$\displaystyle f_x=\frac{x}{\sqrt{x^2+y^2}} \sinh \sqrt{x^2+y^2}$
Then,
$\displaystyle f_y=\frac{y}{\sqrt{x^2+y^2}} \sinh \sqrt{x^2+y^2}$
The next part is two square each one,
$\displaystyle f_x^2=\frac{x^2}{x^2+y^2}\sinh^2 \sqrt{x^2+y^2}$
$\displaystyle f_y^2=\frac{y^2}{x^2+y^2}\sinh^2 \sqrt{x^2+y^2}$
$\displaystyle f_x^2+f_y^2=\frac{x^2+y^2}{x^2+y^2}\sinh^2 \sqrt{x^2+y^2}=\sinh^2 \sqrt{x^2+y^2}$
$\displaystyle 1+f_x^2+f_y^2=1+\sinh^2 \sqrt{x^2+y^2}$
But,
$\displaystyle \cosh^2 u=1+\sinh^2 u$
Therefore,
$\displaystyle 1+f_x^2+f_y^2=\cosh^2 \sqrt{x^2+y^2}$
Thus, the integration is,
$\displaystyle \int_A \int \sqrt{\cosh^2 \sqrt{x^2+y^2}} dA$
This simplifies as,
$\displaystyle \int_A \int |\cosh \sqrt{x^2+y^2}| dA$

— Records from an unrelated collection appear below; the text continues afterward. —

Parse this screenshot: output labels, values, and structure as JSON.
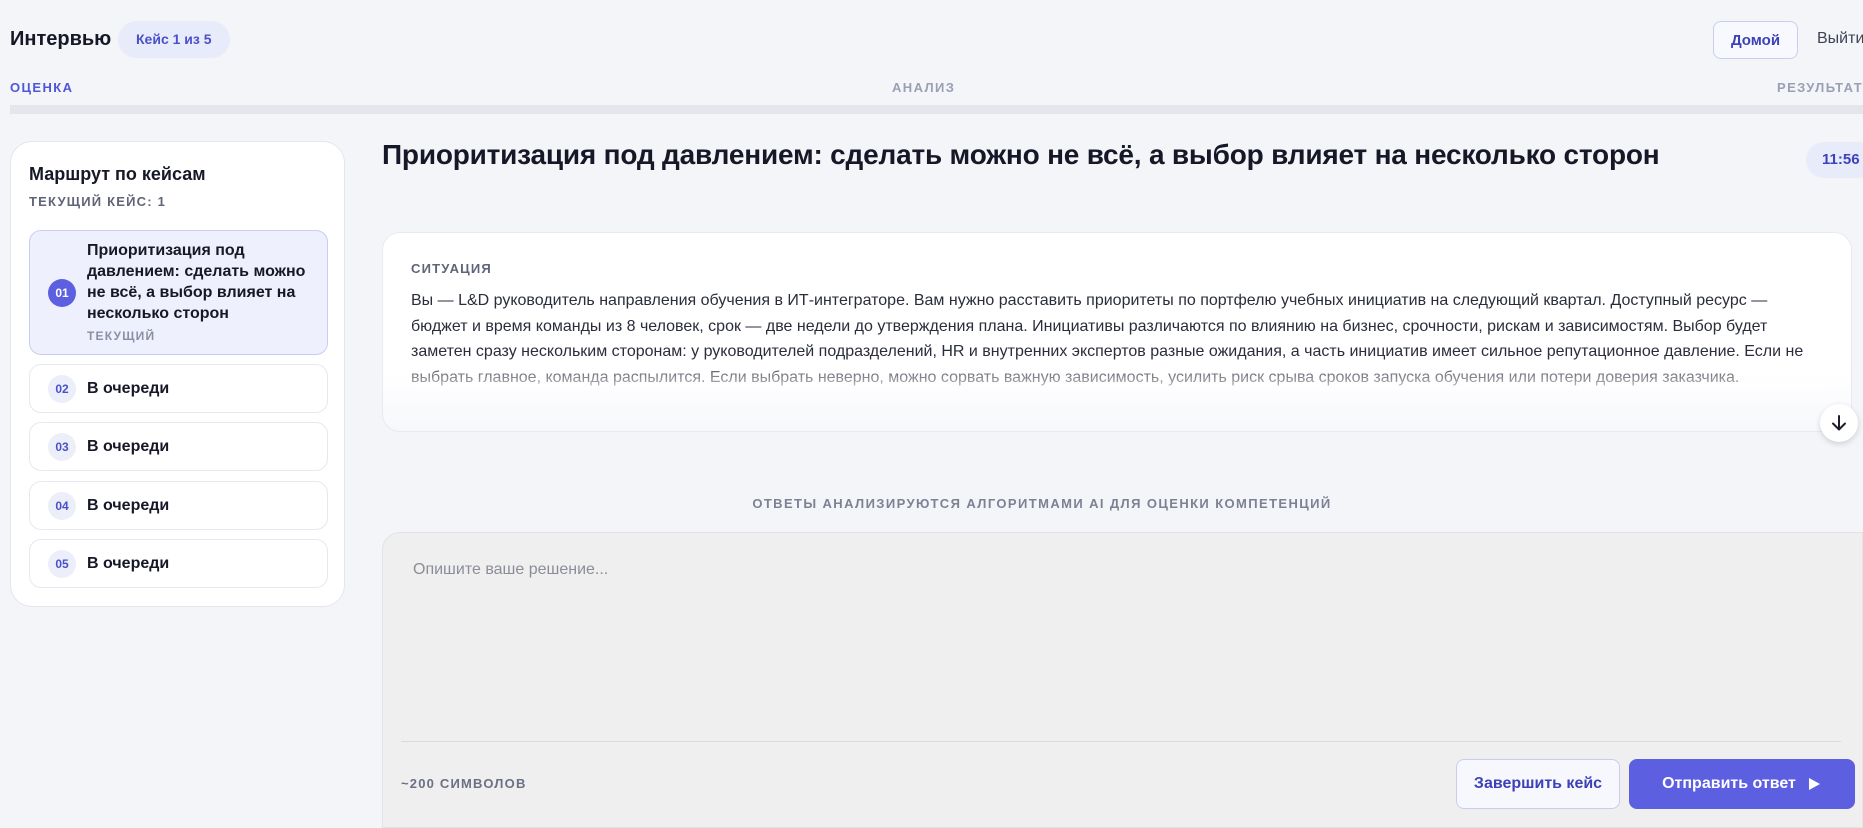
{
  "header": {
    "app_title": "Интервью",
    "case_counter": "Кейс 1 из 5",
    "home_label": "Домой",
    "logout_label": "Выйти"
  },
  "stages": [
    {
      "label": "ОЦЕНКА",
      "active": true
    },
    {
      "label": "АНАЛИЗ",
      "active": false
    },
    {
      "label": "РЕЗУЛЬТАТ",
      "active": false
    }
  ],
  "sidebar": {
    "title": "Маршрут по кейсам",
    "current_case": "ТЕКУЩИЙ КЕЙС: 1",
    "cases": [
      {
        "num": "01",
        "label": "Приоритизация под давлением: сделать можно не всё, а выбор влияет на несколько сторон",
        "state": "ТЕКУЩИЙ"
      },
      {
        "num": "02",
        "label": "В очереди"
      },
      {
        "num": "03",
        "label": "В очереди"
      },
      {
        "num": "04",
        "label": "В очереди"
      },
      {
        "num": "05",
        "label": "В очереди"
      }
    ]
  },
  "main": {
    "case_title": "Приоритизация под давлением: сделать можно не всё, а выбор влияет на несколько сторон",
    "timer": "11:56",
    "situation_label": "СИТУАЦИЯ",
    "situation_text": "Вы — L&D руководитель направления обучения в ИТ-интеграторе. Вам нужно расставить приоритеты по портфелю учебных инициатив на следующий квартал. Доступный ресурс — бюджет и время команды из 8 человек, срок — две недели до утверждения плана. Инициативы различаются по влиянию на бизнес, срочности, рискам и зависимостям. Выбор будет заметен сразу нескольким сторонам: у руководителей подразделений, HR и внутренних экспертов разные ожидания, а часть инициатив имеет сильное репутационное давление. Если не выбрать главное, команда распылится. Если выбрать неверно, можно сорвать важную зависимость, усилить риск срыва сроков запуска обучения или потери доверия заказчика.",
    "ai_note": "ОТВЕТЫ АНАЛИЗИРУЮТСЯ АЛГОРИТМАМИ AI ДЛЯ ОЦЕНКИ КОМПЕТЕНЦИЙ",
    "answer_placeholder": "Опишите ваше решение...",
    "answer_value": "",
    "char_hint": "~200 СИМВОЛОВ",
    "finish_label": "Завершить кейс",
    "send_label": "Отправить ответ"
  },
  "icons": {
    "scroll": "arrow-down-icon",
    "send": "play-triangle-icon"
  },
  "colors": {
    "accent": "#5b5fe0",
    "accent_text": "#4a50c8",
    "pill_bg": "#e8ebfa",
    "page_bg": "#f4f5f8"
  }
}
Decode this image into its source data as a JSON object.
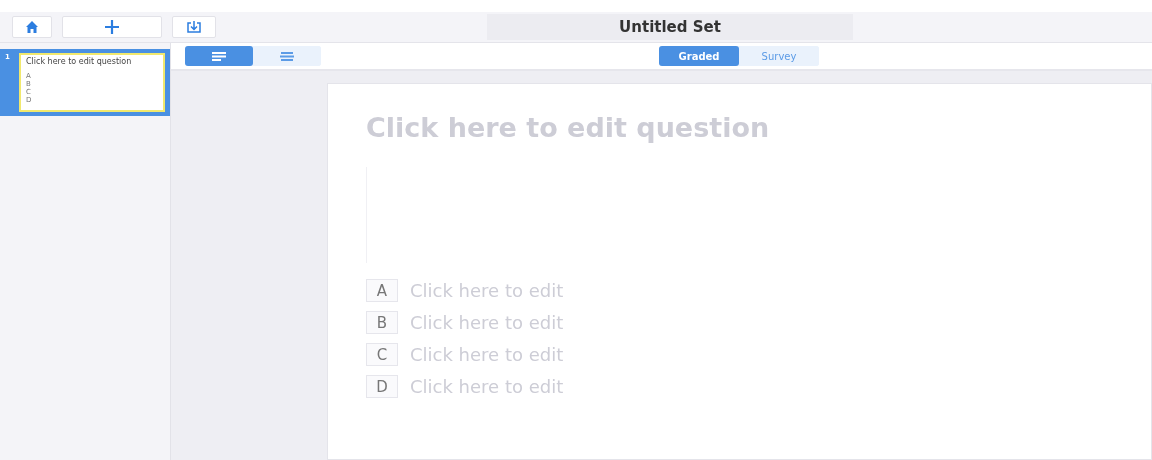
{
  "toolbar": {
    "buttons": [
      {
        "kind": "home"
      },
      {
        "kind": "add"
      },
      {
        "kind": "export"
      }
    ],
    "title": "Untitled Set"
  },
  "slides": [
    {
      "number": "1",
      "selected": true,
      "question": "Click here to edit question",
      "options": [
        "A",
        "B",
        "C",
        "D"
      ]
    }
  ],
  "align_buttons": [
    {
      "kind": "left",
      "selected": true
    },
    {
      "kind": "center",
      "selected": false
    }
  ],
  "mode_tabs": [
    {
      "label": "Graded",
      "selected": true
    },
    {
      "label": "Survey",
      "selected": false
    }
  ],
  "question": {
    "placeholder": "Click here to edit question"
  },
  "answers": [
    {
      "letter": "A",
      "placeholder": "Click here to edit"
    },
    {
      "letter": "B",
      "placeholder": "Click here to edit"
    },
    {
      "letter": "C",
      "placeholder": "Click here to edit"
    },
    {
      "letter": "D",
      "placeholder": "Click here to edit"
    }
  ]
}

But, $\displaystyle \cosh u >0$ thus,
$\displaystyle \int_A \int \cosh \sqrt{x^2+y^2} dA$
Now, finally you can use polar substituion,
$\displaystyle \sqrt{x^2+y^2}\rightarrow r$
$\displaystyle \int_2^4 \int_0^{\theta} r \cosh r dr, d\theta$
Can you solve it from here?

5. Originally Posted by ThePerfectHacker
Can you solve it from here?
Let me continue.

To solve this integral the problem is to find,
$\displaystyle \int r \cosh r dr$
You gonna use integration by parts.
Let, $\displaystyle u=r$ and $\displaystyle v'=\cosh r$
Then, $\displaystyle u'=1$ and $\displaystyle v=\sinh r$
Using parts,
$\displaystyle r\sinh r -\int \sinh r dr$
Thus,
$\displaystyle r\sinh r - \cosh r$
Thus,
$\displaystyle \int_2^4 \int_0^{\theta} r\cosh r dr\, d\theta$ is,
$\displaystyle \int_2^4 r\sinh r-\cosh r \big|_0^\theta d\theta$
Thus,
$\displaystyle \int_2^4 \theta \sinh \theta - \cosh \theta +1 d\theta$
The problem now is to find,
$\displaystyle \int \theta \sinh \theta d\theta$
Let,
$\displaystyle u=\theta$ and $\displaystyle v'=\sinh \theta$
Then,
$\displaystyle u'=1$ and $\displaystyle v=\cosh \theta$
Thus, by parts,
$\displaystyle \theta \cosh \theta -\int \cosh \theta d\theta$
Thus,
$\displaystyle \theta \cosh \theta - \sinh \theta$
Thus, you have, (entire integral)
$\displaystyle \theta \cosh \theta -\sinh \theta -\sinh \theta +\theta\big|_2^4$